=== WORK TO COMPLETE ===
Whenever the word "folder" turns up in a line below, that line should be copied.

+++

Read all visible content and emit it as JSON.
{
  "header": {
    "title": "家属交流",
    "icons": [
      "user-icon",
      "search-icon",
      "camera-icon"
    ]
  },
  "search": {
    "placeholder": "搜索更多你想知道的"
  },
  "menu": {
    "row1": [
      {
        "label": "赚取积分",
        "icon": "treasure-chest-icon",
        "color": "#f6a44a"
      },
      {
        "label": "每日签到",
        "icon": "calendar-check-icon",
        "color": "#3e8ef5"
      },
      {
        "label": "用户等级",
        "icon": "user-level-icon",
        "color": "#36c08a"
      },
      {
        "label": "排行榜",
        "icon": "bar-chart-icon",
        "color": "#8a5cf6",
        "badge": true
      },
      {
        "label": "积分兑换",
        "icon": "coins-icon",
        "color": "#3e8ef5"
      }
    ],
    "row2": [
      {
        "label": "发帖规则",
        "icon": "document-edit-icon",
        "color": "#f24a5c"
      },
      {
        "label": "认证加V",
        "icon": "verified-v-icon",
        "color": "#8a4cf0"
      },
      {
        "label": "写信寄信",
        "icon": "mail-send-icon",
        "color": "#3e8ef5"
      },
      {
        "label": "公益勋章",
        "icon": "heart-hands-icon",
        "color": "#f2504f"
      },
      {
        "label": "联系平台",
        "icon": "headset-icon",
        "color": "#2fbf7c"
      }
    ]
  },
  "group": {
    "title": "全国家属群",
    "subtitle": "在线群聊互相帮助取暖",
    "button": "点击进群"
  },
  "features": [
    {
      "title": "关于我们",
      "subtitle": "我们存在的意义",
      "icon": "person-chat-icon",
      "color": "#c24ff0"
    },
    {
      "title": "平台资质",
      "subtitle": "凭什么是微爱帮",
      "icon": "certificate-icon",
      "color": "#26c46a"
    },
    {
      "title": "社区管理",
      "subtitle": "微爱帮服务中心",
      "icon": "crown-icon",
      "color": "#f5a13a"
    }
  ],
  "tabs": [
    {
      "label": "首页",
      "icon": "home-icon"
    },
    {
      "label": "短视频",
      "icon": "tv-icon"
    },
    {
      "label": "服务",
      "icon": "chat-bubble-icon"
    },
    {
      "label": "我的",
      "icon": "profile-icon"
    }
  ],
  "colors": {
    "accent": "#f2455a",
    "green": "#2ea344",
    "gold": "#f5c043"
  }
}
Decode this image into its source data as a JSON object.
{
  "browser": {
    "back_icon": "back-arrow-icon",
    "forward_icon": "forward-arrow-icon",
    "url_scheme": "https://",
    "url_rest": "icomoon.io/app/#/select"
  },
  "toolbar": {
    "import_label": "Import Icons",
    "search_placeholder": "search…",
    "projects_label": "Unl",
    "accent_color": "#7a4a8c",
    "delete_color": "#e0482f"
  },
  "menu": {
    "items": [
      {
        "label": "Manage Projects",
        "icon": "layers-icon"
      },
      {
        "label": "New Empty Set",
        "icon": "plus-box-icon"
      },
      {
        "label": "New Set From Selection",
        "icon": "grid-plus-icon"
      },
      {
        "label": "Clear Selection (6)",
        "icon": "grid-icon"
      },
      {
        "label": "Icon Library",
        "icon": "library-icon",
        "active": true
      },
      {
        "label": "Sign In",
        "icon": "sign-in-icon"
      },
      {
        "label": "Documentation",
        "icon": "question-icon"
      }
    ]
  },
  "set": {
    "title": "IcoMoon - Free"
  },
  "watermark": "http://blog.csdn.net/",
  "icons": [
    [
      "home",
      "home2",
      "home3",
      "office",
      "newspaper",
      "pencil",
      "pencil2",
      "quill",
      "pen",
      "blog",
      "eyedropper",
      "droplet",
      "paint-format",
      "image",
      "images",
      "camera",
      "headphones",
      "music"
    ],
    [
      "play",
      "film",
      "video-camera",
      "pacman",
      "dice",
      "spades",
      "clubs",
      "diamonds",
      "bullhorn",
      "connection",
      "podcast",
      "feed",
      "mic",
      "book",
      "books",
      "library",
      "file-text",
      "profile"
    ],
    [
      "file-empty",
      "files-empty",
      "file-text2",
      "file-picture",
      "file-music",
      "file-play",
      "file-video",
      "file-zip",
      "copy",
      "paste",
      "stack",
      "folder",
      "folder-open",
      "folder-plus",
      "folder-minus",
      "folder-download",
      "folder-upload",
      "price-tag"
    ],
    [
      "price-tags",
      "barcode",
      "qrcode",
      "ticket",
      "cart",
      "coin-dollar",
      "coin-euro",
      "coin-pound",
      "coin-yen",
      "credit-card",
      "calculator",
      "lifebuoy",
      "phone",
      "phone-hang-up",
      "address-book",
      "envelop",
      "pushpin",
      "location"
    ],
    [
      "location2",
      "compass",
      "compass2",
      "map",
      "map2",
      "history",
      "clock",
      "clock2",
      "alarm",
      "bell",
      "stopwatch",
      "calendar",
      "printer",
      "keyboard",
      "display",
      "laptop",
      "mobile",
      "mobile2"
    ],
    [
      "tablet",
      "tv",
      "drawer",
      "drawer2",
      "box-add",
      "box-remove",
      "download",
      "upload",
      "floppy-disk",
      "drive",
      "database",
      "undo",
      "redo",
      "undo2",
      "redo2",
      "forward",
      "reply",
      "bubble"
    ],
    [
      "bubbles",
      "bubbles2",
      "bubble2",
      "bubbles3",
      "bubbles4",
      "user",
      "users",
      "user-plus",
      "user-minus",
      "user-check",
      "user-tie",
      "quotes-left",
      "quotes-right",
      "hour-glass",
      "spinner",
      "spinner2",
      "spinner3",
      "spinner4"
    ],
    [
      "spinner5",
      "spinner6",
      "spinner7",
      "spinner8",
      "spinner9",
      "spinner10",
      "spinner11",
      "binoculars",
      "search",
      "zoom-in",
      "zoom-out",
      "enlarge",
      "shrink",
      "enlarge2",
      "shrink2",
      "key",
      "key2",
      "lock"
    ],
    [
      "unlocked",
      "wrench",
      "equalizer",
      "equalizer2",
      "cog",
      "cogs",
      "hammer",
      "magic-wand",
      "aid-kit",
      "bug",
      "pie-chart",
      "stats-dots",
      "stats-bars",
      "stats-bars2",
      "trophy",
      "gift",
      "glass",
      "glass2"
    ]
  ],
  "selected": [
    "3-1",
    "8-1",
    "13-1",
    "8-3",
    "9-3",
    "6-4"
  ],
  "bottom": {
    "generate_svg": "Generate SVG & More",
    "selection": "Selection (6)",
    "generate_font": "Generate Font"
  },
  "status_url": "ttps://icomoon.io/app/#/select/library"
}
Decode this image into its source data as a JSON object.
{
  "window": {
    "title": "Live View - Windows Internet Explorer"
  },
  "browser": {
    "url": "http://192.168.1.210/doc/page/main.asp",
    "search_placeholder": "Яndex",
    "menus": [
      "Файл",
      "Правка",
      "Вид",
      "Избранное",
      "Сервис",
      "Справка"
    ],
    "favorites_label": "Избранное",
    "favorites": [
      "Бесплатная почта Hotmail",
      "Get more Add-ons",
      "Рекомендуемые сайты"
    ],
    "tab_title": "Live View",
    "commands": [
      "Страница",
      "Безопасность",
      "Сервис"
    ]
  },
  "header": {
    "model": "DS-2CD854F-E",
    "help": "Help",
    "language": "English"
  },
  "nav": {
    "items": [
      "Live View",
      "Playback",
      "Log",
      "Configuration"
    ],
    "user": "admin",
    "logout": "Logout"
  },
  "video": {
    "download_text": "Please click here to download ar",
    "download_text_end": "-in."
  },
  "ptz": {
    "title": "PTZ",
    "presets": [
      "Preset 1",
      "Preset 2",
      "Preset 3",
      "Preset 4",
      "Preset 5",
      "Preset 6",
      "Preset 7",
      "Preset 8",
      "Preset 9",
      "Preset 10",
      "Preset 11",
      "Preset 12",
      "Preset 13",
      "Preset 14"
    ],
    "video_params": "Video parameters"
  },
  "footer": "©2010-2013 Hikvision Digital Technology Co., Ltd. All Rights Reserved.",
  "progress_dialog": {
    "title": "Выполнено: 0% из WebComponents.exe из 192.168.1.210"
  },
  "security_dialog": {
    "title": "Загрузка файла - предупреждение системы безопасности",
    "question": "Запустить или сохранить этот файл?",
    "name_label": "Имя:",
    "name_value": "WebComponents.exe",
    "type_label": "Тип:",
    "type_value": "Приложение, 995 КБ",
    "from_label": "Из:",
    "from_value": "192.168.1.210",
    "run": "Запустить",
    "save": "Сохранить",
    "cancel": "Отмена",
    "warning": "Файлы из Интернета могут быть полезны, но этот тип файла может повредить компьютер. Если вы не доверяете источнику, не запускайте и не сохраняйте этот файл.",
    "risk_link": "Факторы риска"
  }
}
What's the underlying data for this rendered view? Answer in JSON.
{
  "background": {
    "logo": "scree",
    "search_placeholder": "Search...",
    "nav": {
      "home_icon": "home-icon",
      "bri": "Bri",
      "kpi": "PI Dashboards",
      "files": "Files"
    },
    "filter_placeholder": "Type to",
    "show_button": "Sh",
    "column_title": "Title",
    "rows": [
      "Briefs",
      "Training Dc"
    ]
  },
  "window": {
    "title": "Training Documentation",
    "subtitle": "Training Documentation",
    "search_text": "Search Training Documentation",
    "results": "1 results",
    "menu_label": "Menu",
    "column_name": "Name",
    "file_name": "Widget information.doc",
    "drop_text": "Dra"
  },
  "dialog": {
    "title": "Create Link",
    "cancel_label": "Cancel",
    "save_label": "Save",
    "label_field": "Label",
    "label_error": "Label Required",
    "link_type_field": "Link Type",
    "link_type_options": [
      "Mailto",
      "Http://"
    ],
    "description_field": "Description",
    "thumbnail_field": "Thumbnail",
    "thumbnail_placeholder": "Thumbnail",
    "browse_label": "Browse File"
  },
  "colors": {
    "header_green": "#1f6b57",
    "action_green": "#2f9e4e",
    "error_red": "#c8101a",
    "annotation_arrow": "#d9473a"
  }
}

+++

=== WRITTEN RESPONSE ===
      "folder",
      "folder-open",
      "folder-plus",
      "folder-minus",
      "folder-download",
      "folder-upload",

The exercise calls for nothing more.